1. If Japan was invaded by the US then everybody would have been forced to fight them. Look at what happened in Saipan and Okinawa. They would have made stuff like the Volkstrum or Basij look like a joke. Women and children would not have been spared if America didn't drop the bombs.This is one of the most ulitarian decisions ever made. Sacrifice the few to save the many.
But the ones we sacrificed were mainly women and children, and some died in extreme pain and agony. Was this a justifiable action by the US Goverment?
And if pigs had wings we'd all carry umbrellasThe allies weren't better at war so much as they were better at having more resources.

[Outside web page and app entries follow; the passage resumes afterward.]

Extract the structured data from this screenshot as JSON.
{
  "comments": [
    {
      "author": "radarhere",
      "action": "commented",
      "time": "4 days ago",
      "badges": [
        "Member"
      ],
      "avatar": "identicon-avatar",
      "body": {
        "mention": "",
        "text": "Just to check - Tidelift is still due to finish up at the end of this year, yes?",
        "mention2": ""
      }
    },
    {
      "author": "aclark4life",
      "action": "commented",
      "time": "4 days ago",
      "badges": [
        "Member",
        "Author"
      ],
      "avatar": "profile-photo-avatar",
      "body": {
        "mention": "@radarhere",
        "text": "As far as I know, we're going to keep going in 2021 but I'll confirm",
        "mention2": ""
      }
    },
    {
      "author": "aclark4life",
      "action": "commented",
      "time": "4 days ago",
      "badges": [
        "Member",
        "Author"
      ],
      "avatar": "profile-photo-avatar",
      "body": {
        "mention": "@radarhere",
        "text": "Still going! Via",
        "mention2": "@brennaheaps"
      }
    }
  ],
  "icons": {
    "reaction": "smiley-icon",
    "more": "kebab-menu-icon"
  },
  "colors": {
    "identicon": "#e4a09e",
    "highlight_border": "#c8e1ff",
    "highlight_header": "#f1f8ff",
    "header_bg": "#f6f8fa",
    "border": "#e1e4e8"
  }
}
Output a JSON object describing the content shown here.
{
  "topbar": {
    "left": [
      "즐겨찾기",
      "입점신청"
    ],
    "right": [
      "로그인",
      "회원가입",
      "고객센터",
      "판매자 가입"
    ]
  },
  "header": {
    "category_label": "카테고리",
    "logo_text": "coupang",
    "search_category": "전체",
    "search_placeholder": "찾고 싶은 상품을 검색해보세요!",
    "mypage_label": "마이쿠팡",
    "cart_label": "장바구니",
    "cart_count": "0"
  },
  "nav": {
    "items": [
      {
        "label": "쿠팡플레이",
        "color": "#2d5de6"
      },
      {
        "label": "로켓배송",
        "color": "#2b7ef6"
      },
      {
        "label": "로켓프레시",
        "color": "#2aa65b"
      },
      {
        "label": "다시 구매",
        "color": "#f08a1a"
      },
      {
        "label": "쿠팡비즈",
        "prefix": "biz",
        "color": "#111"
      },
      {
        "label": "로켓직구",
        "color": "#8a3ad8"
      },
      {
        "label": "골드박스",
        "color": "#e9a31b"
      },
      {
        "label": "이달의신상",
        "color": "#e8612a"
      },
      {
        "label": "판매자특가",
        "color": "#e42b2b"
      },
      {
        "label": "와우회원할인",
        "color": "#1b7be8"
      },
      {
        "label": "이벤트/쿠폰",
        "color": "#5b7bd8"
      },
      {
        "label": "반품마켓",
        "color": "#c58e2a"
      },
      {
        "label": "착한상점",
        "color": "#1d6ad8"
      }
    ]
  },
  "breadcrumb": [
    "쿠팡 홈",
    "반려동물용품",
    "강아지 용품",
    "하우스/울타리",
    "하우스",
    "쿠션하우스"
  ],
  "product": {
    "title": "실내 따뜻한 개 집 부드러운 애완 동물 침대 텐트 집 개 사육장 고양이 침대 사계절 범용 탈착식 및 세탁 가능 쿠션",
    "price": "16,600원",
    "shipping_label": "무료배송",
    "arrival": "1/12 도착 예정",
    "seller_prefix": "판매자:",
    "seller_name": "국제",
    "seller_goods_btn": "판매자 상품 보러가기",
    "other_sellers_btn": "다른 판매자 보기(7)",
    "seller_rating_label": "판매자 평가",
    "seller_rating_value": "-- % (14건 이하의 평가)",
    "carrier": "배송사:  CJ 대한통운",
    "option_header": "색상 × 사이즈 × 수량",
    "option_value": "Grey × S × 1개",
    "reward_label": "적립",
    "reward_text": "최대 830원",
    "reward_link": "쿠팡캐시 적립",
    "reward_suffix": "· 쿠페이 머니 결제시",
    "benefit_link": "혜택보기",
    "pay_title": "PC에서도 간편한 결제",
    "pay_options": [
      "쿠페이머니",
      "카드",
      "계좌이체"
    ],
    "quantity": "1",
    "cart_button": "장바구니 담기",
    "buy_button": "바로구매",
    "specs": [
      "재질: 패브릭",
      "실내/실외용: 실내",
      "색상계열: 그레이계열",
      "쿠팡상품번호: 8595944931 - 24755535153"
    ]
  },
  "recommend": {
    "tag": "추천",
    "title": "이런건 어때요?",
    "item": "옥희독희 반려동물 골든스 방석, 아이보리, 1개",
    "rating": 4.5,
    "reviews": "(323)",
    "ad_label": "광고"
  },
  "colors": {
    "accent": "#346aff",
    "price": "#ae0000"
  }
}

There was a plan to clear the beaches of Japan with nukes and have US Marines land on the beaches.It hardly mattered one way or the other. More people died in the Tokyo firebombing than the individual nukes in japan (not including people who died years later from long term side effects). It didn't matter if a city was destroyed in 1 night by a thousand bombs or 1 minute with a single bomb, the outcome was practically identical. It was the fear of the Soviet invasion which made them surrender (which happened to begin the same day as the first blast).
But it was still useful to set the stakes for the cold war. If a nuke wasn't tested on a major city, then it would be harder to imagine the damage done to people. Kinda like how WW2 leaders who served in WW1, would refuse to use poison gas bombs later on. Because the bombs were tested on Japan everyone knew what the stakes were.

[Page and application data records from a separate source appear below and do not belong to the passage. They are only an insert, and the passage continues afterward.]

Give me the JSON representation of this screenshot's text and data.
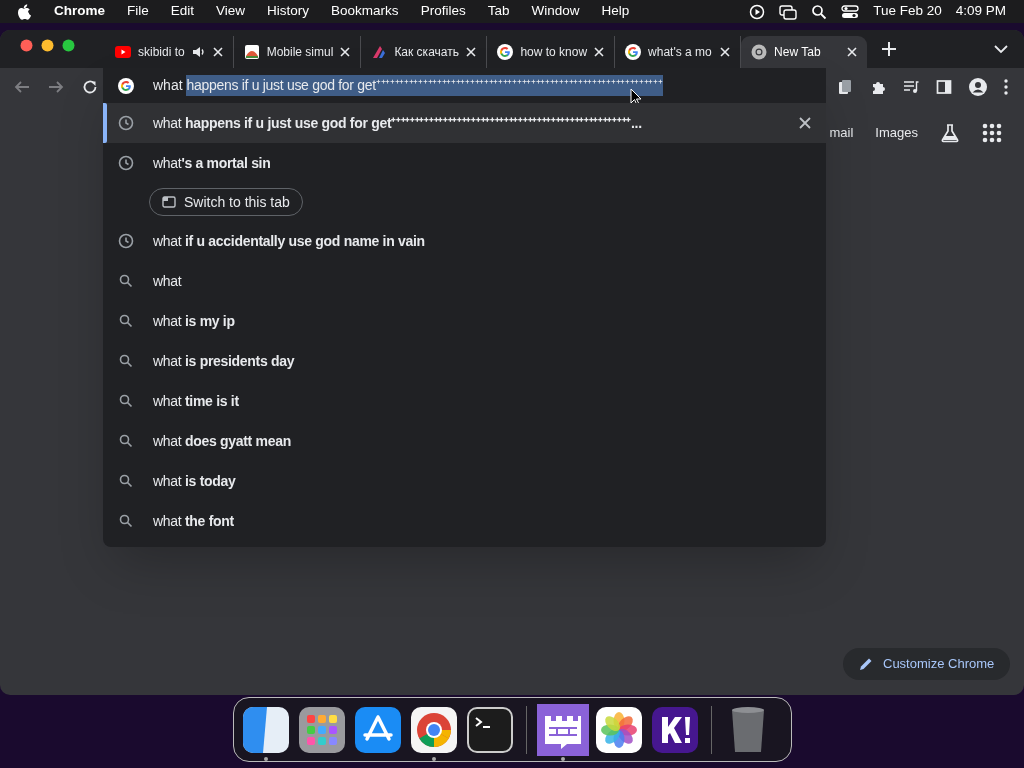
{
  "menu_bar": {
    "app": "Chrome",
    "menus": [
      "File",
      "Edit",
      "View",
      "History",
      "Bookmarks",
      "Profiles",
      "Tab",
      "Window",
      "Help"
    ],
    "date": "Tue Feb 20",
    "time": "4:09 PM"
  },
  "tabs": [
    {
      "title": "skibidi to",
      "kind": "youtube",
      "audio": true,
      "selected": false
    },
    {
      "title": "Mobile simul",
      "kind": "photo",
      "audio": false,
      "selected": false
    },
    {
      "title": "Как скачать",
      "kind": "arrow",
      "audio": false,
      "selected": false
    },
    {
      "title": "how to know",
      "kind": "google",
      "audio": false,
      "selected": false
    },
    {
      "title": "what's a mo",
      "kind": "google",
      "audio": false,
      "selected": false
    },
    {
      "title": "New Tab",
      "kind": "chrome",
      "audio": false,
      "selected": true
    }
  ],
  "omnibox": {
    "typed": "what",
    "selected_completion": "happens if u just use god for get⁺⁺⁺⁺⁺⁺⁺⁺⁺⁺⁺⁺⁺⁺⁺⁺⁺⁺⁺⁺⁺⁺⁺⁺⁺⁺⁺⁺⁺⁺⁺⁺⁺⁺⁺⁺⁺⁺⁺⁺⁺⁺⁺⁺⁺⁺⁺⁺⁺⁺⁺⁺⁺⁺⁺⁺⁺⁺⁺⁺⁺"
  },
  "suggestions": [
    {
      "kind": "history",
      "text": "what **happens if u just use god for get⁺⁺⁺⁺⁺⁺⁺⁺⁺⁺⁺⁺⁺⁺⁺⁺⁺⁺⁺⁺⁺⁺⁺⁺⁺⁺⁺⁺⁺⁺⁺⁺⁺⁺⁺⁺⁺⁺⁺⁺⁺⁺⁺⁺⁺⁺⁺⁺⁺⁺⁺...**",
      "selected": true
    },
    {
      "kind": "history",
      "text": "what**'s a mortal sin**",
      "selected": false,
      "action": "Switch to this tab"
    },
    {
      "kind": "history",
      "text": "what **if u accidentally use god name in vain**",
      "selected": false
    },
    {
      "kind": "search",
      "text": "what",
      "selected": false
    },
    {
      "kind": "search",
      "text": "what **is my ip**",
      "selected": false
    },
    {
      "kind": "search",
      "text": "what **is presidents day**",
      "selected": false
    },
    {
      "kind": "search",
      "text": "what **time is it**",
      "selected": false
    },
    {
      "kind": "search",
      "text": "what **does gyatt mean**",
      "selected": false
    },
    {
      "kind": "search",
      "text": "what **is today**",
      "selected": false
    },
    {
      "kind": "search",
      "text": "what **the font**",
      "selected": false
    }
  ],
  "header_links": [
    "mail",
    "Images"
  ],
  "customize_button": "Customize Chrome",
  "dock": [
    {
      "kind": "finder",
      "running": true
    },
    {
      "kind": "launchpad",
      "running": false
    },
    {
      "kind": "appstore",
      "running": false
    },
    {
      "kind": "chrome",
      "running": true
    },
    {
      "kind": "terminal",
      "running": false
    },
    {
      "kind": "castle",
      "running": true
    },
    {
      "kind": "photos",
      "running": false
    },
    {
      "kind": "kahoot",
      "running": false
    },
    {
      "kind": "trash",
      "running": false
    }
  ]
}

A lucky torpedo strike that took most of Germany's uranium with it is probably the only reason they didn't end up with them anyway. Its frightening how many butterfly effects could have swung the outcome one way or another.The whole Eastern Front seemed like a nuclear wasteland at the time.
If Hitler was more selective in his Jew hate, the Nazis would have gotten the bomb.
The concept of a single bomb destroying a whole city existed at the time.
Whoever got the bomb, would have used it inevitably.
Nothing would have stopped America from entering the war and shoving their boot far up Japan's ass. Those men who died at Pearl harbor were husbands, brothers and fathers. Japan may have been goaded into attacking the US, but they also believed that an overwhelming strike would crush the US for far longer than it wound up doing. Japan made the decision to sucker punch a country filled with the world's most hotheaded immigrants, and it paid dearly.America playing big daddy, tossing their hat in the ring to start with and attempting to starve out Japan for starting shit half a world away was immoral. Dropping two cans of instant sunshine on the Japanese is just another spoon of immorality.
Part of the reason to drop the bombs was to test them. That is why it was important to drop them on untouched cities, and why they immediately sent in people to measure the destruction when possible.I’m no historian but the US greatly underestimated the size and strength of an atomic blast; they didn’t intend or anticipate the sheer level of destruction that Hiroshima and Nagasaki would face.
However, this doesn’t change the fact that they decided to drop a never before used (in actual conflict) weapon on two cities filled with civilians.
They probably should’ve just performed standard air-raids, akin to the Germans.
lmao we would have won even if we had gone with Operation DownfallNo it wasn't Moral.
The men who signed up to fight (those who's lives were being spared) signed up to fight. Those women and children didn't sign up to get turned to dust in a second, one August morning.
It's harsh to hear, but Millions were lost in the European campaigns of both world wars. We shed a tear for them, but we know as well as they do, that they signed up for it.
America wanted to scare the ruskies, declare themselves the best in the world and didn't want to enter a campaign that they would have probably lost.